WHAT YOU ARE ASKED TO DO:
Give back each entry unchanged, minus pictures.
*****
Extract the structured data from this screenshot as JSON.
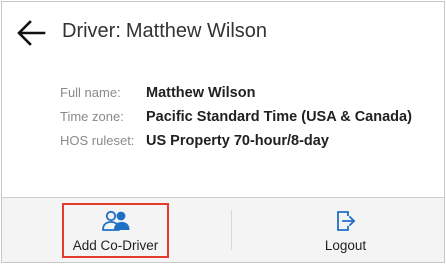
{
  "header": {
    "prefix": "Driver:",
    "driver_name": "Matthew Wilson",
    "back_icon": "arrow-left-icon"
  },
  "details": [
    {
      "label": "Full name:",
      "value": "Matthew Wilson"
    },
    {
      "label": "Time zone:",
      "value": "Pacific Standard Time (USA & Canada)"
    },
    {
      "label": "HOS ruleset:",
      "value": "US Property 70-hour/8-day"
    }
  ],
  "actions": {
    "add_codriver": {
      "label": "Add Co-Driver",
      "icon": "add-users-icon"
    },
    "logout": {
      "label": "Logout",
      "icon": "logout-icon"
    }
  },
  "colors": {
    "accent": "#1f6fc5",
    "highlight": "#e53b2b"
  }
}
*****
TASK ANSWER:
Extract the structured data from this screenshot as JSON.
{
  "header": {
    "prefix": "Driver:",
    "driver_name": "Matthew Wilson",
    "back_icon": "arrow-left-icon"
  },
  "details": [
    {
      "label": "Full name:",
      "value": "Matthew Wilson"
    },
    {
      "label": "Time zone:",
      "value": "Pacific Standard Time (USA & Canada)"
    },
    {
      "label": "HOS ruleset:",
      "value": "US Property 70-hour/8-day"
    }
  ],
  "actions": {
    "add_codriver": {
      "label": "Add Co-Driver",
      "icon": "add-users-icon"
    },
    "logout": {
      "label": "Logout",
      "icon": "logout-icon"
    }
  },
  "colors": {
    "accent": "#1f6fc5",
    "highlight": "#e53b2b"
  }
}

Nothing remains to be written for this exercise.